  abstract     = {Steel structures in an offshore processing environment must be designed for an accidental explosion event. The current verification procedure implemented at Aker Solutions (AKSO) enforces an elastic single degree of freedom (SDOF) analogy to implicitly account for dynamic effects in linear static FE analyses. The implication of this approach is that structures are designed to remain within their elastic range during an explosion event, generating weight and cost inefficient designs. The objective of this thesis was therefore to determine the inelastic capacity of a typical pipe rack structure subjected to blast. A modified verification procedure was also evaluated to determine if this unutilized capacity may be accounted for via incorporation of an inelastic SDOF-response model.

Research on the blast phenomena showed that the dominant load effects from interaction between a pipe rack structure and a blast pulse were governed by the dynamic blast-pressure, idealized as a symmetric triangular pulse-excitation to characterize the typical deflagration type explosion. This pressure was converted to drag loads and assigned to structural members in the conducted finite element analysis (FEA) study, aiming to reveal the true dynamic structural response to pulse excitations of varying magnitudes. 

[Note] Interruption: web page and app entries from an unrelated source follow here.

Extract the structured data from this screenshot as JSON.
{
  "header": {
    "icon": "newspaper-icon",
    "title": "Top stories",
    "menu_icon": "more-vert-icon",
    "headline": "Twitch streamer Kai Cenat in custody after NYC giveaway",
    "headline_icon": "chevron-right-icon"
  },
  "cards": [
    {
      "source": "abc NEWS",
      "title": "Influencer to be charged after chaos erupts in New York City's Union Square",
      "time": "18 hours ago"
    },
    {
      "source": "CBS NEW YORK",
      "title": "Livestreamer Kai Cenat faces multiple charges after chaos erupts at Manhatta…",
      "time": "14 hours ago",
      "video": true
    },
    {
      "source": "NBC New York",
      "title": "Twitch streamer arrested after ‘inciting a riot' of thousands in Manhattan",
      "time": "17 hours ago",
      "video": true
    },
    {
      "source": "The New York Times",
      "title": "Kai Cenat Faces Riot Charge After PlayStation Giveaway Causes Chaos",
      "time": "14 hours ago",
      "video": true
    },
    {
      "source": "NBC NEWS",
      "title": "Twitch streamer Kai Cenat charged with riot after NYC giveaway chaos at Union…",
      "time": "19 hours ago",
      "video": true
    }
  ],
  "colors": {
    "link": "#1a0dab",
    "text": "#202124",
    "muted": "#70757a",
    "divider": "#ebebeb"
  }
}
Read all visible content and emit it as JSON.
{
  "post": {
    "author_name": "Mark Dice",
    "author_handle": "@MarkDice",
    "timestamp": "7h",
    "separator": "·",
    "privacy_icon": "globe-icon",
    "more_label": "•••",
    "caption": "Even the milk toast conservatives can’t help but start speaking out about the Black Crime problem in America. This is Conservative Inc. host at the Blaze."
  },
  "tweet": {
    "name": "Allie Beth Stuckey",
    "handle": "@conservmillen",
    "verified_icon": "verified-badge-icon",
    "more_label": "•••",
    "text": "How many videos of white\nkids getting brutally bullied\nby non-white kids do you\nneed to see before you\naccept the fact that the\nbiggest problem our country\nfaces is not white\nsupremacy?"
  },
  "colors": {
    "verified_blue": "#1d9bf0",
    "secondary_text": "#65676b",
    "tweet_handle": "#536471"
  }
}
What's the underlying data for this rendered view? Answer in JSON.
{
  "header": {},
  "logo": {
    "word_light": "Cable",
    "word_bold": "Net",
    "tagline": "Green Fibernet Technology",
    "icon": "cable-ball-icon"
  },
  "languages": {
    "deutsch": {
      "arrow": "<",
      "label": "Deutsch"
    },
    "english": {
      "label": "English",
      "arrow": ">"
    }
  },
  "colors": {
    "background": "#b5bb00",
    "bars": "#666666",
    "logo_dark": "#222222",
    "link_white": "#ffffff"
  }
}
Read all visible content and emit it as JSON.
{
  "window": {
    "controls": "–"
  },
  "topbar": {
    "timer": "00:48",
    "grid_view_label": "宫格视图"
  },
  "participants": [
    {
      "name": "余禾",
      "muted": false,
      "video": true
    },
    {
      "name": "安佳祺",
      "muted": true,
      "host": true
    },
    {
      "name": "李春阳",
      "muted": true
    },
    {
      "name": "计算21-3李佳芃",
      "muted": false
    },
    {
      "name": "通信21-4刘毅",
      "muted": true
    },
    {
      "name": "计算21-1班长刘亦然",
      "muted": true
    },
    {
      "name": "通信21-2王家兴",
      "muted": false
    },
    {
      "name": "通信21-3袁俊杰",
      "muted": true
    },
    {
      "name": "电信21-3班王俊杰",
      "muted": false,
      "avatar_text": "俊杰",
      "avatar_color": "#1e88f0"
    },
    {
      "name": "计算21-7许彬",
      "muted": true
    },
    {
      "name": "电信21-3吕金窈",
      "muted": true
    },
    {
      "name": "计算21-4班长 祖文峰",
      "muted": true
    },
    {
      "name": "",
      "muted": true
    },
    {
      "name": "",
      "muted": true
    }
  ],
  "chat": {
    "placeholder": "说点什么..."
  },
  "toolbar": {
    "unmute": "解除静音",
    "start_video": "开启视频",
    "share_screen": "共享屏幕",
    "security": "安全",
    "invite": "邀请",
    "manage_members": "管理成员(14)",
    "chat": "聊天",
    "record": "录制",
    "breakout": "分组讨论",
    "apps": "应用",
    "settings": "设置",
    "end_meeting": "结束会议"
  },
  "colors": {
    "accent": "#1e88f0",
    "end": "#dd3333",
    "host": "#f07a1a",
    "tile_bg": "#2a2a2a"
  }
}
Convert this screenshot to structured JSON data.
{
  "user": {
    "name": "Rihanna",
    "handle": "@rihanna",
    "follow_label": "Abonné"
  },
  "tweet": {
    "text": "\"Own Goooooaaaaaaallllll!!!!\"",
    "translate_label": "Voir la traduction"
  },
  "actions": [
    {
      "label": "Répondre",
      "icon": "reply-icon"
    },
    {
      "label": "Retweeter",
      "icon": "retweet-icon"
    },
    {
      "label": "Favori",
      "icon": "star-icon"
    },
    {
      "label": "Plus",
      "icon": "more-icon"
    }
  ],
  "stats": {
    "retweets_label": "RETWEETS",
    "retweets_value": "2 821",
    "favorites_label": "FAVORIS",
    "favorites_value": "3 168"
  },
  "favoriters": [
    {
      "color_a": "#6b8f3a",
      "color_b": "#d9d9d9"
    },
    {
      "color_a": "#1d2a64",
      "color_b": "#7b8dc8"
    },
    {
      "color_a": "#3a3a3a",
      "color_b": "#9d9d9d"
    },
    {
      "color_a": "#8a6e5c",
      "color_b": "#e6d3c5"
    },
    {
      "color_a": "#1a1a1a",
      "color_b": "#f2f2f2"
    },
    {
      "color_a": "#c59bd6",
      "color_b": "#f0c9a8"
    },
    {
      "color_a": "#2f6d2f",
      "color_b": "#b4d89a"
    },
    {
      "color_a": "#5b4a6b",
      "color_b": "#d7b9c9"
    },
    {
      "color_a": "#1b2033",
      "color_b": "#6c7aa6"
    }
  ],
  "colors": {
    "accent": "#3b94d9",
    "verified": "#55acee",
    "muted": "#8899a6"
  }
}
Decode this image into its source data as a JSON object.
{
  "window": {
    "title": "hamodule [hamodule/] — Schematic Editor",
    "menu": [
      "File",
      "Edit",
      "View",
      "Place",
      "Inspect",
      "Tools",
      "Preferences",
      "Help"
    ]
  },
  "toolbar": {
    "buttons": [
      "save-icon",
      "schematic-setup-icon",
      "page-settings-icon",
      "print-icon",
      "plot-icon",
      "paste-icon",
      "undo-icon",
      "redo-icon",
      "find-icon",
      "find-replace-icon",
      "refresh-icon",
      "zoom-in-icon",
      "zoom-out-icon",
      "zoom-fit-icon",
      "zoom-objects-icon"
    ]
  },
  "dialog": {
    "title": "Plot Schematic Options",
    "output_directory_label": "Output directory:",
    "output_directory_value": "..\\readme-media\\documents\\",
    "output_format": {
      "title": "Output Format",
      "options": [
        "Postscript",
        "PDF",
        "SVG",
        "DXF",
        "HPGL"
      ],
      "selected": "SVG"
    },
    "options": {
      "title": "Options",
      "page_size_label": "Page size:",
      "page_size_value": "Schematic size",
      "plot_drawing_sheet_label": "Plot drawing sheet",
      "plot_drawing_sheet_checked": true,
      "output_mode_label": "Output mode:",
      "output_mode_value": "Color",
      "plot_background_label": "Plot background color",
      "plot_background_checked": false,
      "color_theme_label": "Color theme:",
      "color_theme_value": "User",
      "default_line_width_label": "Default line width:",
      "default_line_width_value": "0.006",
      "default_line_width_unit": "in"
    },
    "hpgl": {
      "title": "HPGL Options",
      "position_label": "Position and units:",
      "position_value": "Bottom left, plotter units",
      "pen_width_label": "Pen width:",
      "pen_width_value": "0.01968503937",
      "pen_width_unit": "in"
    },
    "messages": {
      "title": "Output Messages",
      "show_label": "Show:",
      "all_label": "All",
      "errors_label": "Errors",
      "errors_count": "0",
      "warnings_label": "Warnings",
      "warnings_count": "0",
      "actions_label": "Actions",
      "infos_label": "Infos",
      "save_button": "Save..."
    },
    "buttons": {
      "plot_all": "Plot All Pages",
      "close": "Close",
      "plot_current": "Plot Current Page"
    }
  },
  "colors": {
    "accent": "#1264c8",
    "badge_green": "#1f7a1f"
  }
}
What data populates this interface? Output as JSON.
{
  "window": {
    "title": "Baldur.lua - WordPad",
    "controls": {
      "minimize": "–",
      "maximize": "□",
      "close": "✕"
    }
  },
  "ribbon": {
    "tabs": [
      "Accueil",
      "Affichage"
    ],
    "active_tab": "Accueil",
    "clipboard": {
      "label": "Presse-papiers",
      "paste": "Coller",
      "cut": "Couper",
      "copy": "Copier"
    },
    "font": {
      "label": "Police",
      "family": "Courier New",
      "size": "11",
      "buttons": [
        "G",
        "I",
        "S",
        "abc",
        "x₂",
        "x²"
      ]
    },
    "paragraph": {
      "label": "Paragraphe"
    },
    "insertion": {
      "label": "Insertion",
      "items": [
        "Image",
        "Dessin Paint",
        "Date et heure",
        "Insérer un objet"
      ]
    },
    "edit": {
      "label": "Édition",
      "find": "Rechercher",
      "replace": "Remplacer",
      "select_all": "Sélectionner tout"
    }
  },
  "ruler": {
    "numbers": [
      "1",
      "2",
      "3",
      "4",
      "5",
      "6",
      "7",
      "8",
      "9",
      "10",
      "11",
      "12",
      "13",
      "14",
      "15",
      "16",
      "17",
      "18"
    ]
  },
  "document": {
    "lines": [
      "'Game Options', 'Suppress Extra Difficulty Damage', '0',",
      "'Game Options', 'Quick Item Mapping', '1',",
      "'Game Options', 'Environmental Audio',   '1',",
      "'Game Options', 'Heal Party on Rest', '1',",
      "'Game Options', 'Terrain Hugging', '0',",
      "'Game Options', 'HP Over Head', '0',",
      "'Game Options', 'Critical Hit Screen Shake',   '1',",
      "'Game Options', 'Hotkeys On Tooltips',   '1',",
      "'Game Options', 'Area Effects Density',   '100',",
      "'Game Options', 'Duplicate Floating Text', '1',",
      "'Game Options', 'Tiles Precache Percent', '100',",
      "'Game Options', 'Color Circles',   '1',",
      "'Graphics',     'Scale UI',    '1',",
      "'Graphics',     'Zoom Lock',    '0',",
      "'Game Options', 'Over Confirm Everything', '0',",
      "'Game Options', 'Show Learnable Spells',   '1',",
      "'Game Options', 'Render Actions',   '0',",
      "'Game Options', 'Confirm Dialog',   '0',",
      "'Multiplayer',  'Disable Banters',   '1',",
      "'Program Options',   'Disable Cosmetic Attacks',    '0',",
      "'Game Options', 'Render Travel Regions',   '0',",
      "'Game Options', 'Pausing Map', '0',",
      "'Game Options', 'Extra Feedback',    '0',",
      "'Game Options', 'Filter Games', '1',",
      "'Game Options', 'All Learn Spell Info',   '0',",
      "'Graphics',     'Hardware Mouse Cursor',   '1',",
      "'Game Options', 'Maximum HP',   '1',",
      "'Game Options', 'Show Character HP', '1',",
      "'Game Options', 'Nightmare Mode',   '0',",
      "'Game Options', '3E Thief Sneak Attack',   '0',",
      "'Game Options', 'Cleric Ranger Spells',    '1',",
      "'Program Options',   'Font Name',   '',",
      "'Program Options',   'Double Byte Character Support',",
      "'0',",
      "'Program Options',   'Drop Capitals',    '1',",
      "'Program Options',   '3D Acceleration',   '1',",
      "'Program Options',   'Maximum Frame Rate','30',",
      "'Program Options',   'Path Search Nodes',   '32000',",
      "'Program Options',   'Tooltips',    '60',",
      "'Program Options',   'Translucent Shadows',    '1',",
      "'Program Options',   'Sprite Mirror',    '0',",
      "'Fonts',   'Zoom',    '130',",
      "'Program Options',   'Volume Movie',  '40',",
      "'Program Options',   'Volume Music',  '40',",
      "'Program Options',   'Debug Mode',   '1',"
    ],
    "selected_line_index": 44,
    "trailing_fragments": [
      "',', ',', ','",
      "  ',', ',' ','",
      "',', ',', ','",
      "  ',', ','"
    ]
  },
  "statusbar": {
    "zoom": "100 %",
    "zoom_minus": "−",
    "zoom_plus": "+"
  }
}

A specific pipe rack design from a previous AKSO project was chosen for evaluation. The associated piping configuration was accounted for implicitly in the FEA study via simplified calculations of mass contribution and transfer of blast loading to the analyzed rack structure. Failure criteria were also established to prevent rupture of safety critical pipe lines according to the defined post-blast functionality requirements. 

Results from full nonlinear FE analyses showed that the original pipe rack design remained completely elastic during simulations of the design blast-pulse scenario. The validity of the current verification procedure was thereby confirmed and the associated elastic SDOF-model was found to prevail with great accuracy. Failure criteria were not exceeded until the original design-pulse had been magnified by a factor of 4.8 to a corresponding peak pressure of approximately 1 barg and pulse duration of 50 milliseconds. The amount of inelastic capacity possessed by the pipe rack at this load level was quantified by the observed ductility ratio of 2.25. The expanded SDOF analogy failed to capture the inelastic dynamic response with a satisfactory level of precision. However, conservative estimates of a pipe rack structures full capacity were obtained when this inelastic SDOF-model was incorporated into the modified verification procedure.},
  author       = {Halvorsen Stålmarck, Adam},
  issn         = {0281-6679},
  language     = {eng},
  note         = {Student Paper},
  series       = {TVSM},
  title        = {Inelastic Capacity of Pipe Rack Structures},
  year         = {2015},
}